Lardo: Italian fatback bacon, cut into thin strips and dry cured with rosemary and spices, and in its most famous version from Colonatta, cured in huge marble basins.
3) From Hind Leg (Ham):
Prosciutto: means “ham” in Italian. Prosciutto crudo is unsmoked, dry salt cured ham, served without further cooking. Prosciutto cotto is cooked ham.
Parma Ham: Prosciutto from Parma.
Speck: ham that is smoked, dry salt cured, spiced.
Jamon: from Spain, from white pig that is often cornfed, while prosciutto is from non-white pigs or wild boars. Jamon often features significantly darker meat than prosciutto.
4) Stuffed into a sausage:
Kulen kobasica: Pork sausage, mixed with spices, cured and smoked.

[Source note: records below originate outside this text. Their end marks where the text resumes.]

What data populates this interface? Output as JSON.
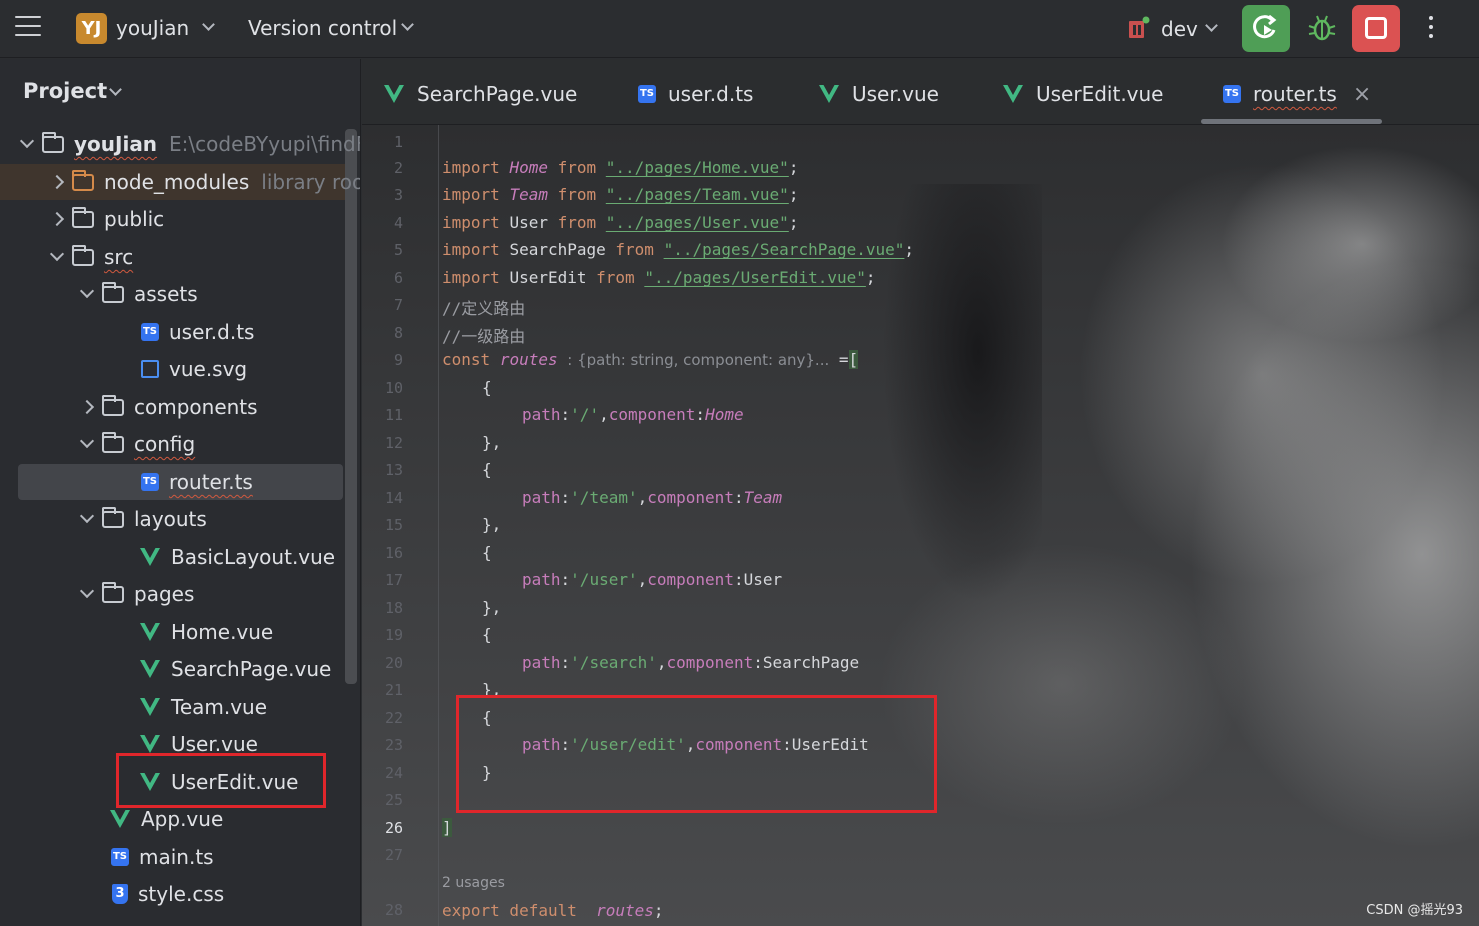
{
  "toolbar": {
    "project_badge": "YJ",
    "project_name": "youJian",
    "version_control": "Version control",
    "branch": "dev"
  },
  "project_panel": {
    "title": "Project",
    "root_name": "youJian",
    "root_path": "E:\\codeBYyupi\\findF",
    "node_modules": "node_modules",
    "library_root": "library root",
    "items": {
      "public": "public",
      "src": "src",
      "assets": "assets",
      "user_d_ts": "user.d.ts",
      "vue_svg": "vue.svg",
      "components": "components",
      "config": "config",
      "router_ts": "router.ts",
      "layouts": "layouts",
      "basic_layout": "BasicLayout.vue",
      "pages": "pages",
      "home": "Home.vue",
      "search_page": "SearchPage.vue",
      "team": "Team.vue",
      "user": "User.vue",
      "user_edit": "UserEdit.vue",
      "app": "App.vue",
      "main_ts": "main.ts",
      "style_css": "style.css"
    }
  },
  "tabs": [
    "SearchPage.vue",
    "user.d.ts",
    "User.vue",
    "UserEdit.vue",
    "router.ts"
  ],
  "editor": {
    "line_numbers": [
      "1",
      "2",
      "3",
      "4",
      "5",
      "6",
      "7",
      "8",
      "9",
      "10",
      "11",
      "12",
      "13",
      "14",
      "15",
      "16",
      "17",
      "18",
      "19",
      "20",
      "21",
      "22",
      "23",
      "24",
      "25",
      "26",
      "27",
      "28"
    ],
    "kw_import": "import",
    "kw_from": "from",
    "kw_const": "const",
    "kw_export": "export default",
    "imports": [
      {
        "name": "Home",
        "path": "\"../pages/Home.vue\""
      },
      {
        "name": "Team",
        "path": "\"../pages/Team.vue\""
      },
      {
        "name": "User",
        "path": "\"../pages/User.vue\""
      },
      {
        "name": "SearchPage",
        "path": "\"../pages/SearchPage.vue\""
      },
      {
        "name": "UserEdit",
        "path": "\"../pages/UserEdit.vue\""
      }
    ],
    "comment1": "//定义路由",
    "comment2": "//一级路由",
    "routes_name": "routes",
    "type_hint": ": {path: string, component: any}...",
    "assign": " =",
    "open_bracket": "[",
    "close_bracket": "]",
    "brace_open": "{",
    "brace_close": "},",
    "brace_close_last": "}",
    "path_key": "path",
    "component_key": "component",
    "routes": [
      {
        "path": "'/'",
        "component": "Home"
      },
      {
        "path": "'/team'",
        "component": "Team"
      },
      {
        "path": "'/user'",
        "component": "User"
      },
      {
        "path": "'/search'",
        "component": "SearchPage"
      },
      {
        "path": "'/user/edit'",
        "component": "UserEdit"
      }
    ],
    "usages": "2 usages",
    "semicolon": ";"
  },
  "watermark": "CSDN @摇光93",
  "colors": {
    "run_button": "#4f9e56",
    "stop_button": "#db5252",
    "highlight_box": "#e0262b",
    "ts_icon": "#3574f0",
    "vue_icon": "#41b883"
  }
}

This is like the Bosnian salchichon.
Izletnicka kobasica: pork sausage, mixed with spices especially garlic and paprika, fermented. This is closer in taste to a Genoa salami.
In the six weeks I have been in Europe, and the four total weeks I have been in Banka Luka, Bosnia, I’ve had prepackaged prsut, prsut cut from the deli, and prsut for breakfast, lunch, and dinner. The funny thing is that maybe 75% of the time it has actually been real prosciutto. I’m certain that a few pizzas have included cooked pancetta. I had a crepe the other day that I swear had speck inside of it. One submarine sandwich I ate when visiting Banja Luka in March had strips of prosciutto mixed with Izletnicka kobasica. And at the Mercator supermarket this weekend, slabs of pancetta, prosciutto, and jamon were all located in the prosciutto section.
These could have all been honest mistakes. Maybe prsut is more of an umbrella term here. Maybe I shouldn’t make such a big deal drawing distinctions among products with such scant differences.
My point is this: when you order prsut here, it is like the most awesome version of roulette ever. No matter what, you are getting something incredible to eat, and the fact that all the above products come from the same magical animal is evidence that there is order and balance in the world.
Thanks for this enlightening explanation. Tonight I had some Pata Negra which was just over the top.
I feel like I have a cooking blog today. 😽